╭─ DATA SHOWN

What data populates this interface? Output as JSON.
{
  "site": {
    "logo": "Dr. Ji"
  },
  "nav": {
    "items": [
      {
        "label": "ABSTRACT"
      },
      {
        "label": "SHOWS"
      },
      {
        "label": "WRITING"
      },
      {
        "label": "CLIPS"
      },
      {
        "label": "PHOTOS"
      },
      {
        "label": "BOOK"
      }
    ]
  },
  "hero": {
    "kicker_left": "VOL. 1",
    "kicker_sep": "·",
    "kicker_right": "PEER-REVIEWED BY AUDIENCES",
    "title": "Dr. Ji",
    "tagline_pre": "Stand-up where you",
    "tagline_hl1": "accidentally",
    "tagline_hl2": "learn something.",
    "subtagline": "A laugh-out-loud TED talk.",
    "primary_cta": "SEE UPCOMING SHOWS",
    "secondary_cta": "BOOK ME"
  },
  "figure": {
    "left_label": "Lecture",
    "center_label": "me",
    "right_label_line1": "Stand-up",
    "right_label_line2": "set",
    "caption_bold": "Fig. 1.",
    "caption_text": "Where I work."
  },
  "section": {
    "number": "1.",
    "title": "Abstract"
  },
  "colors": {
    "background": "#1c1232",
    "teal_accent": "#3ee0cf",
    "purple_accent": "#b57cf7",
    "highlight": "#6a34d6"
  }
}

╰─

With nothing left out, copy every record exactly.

What data populates this interface? Output as JSON.
{
  "site": {
    "logo": "Dr. Ji"
  },
  "nav": {
    "items": [
      {
        "label": "ABSTRACT"
      },
      {
        "label": "SHOWS"
      },
      {
        "label": "WRITING"
      },
      {
        "label": "CLIPS"
      },
      {
        "label": "PHOTOS"
      },
      {
        "label": "BOOK"
      }
    ]
  },
  "hero": {
    "kicker_left": "VOL. 1",
    "kicker_sep": "·",
    "kicker_right": "PEER-REVIEWED BY AUDIENCES",
    "title": "Dr. Ji",
    "tagline_pre": "Stand-up where you",
    "tagline_hl1": "accidentally",
    "tagline_hl2": "learn something.",
    "subtagline": "A laugh-out-loud TED talk.",
    "primary_cta": "SEE UPCOMING SHOWS",
    "secondary_cta": "BOOK ME"
  },
  "figure": {
    "left_label": "Lecture",
    "center_label": "me",
    "right_label_line1": "Stand-up",
    "right_label_line2": "set",
    "caption_bold": "Fig. 1.",
    "caption_text": "Where I work."
  },
  "section": {
    "number": "1.",
    "title": "Abstract"
  },
  "colors": {
    "background": "#1c1232",
    "teal_accent": "#3ee0cf",
    "purple_accent": "#b57cf7",
    "highlight": "#6a34d6"
  }
}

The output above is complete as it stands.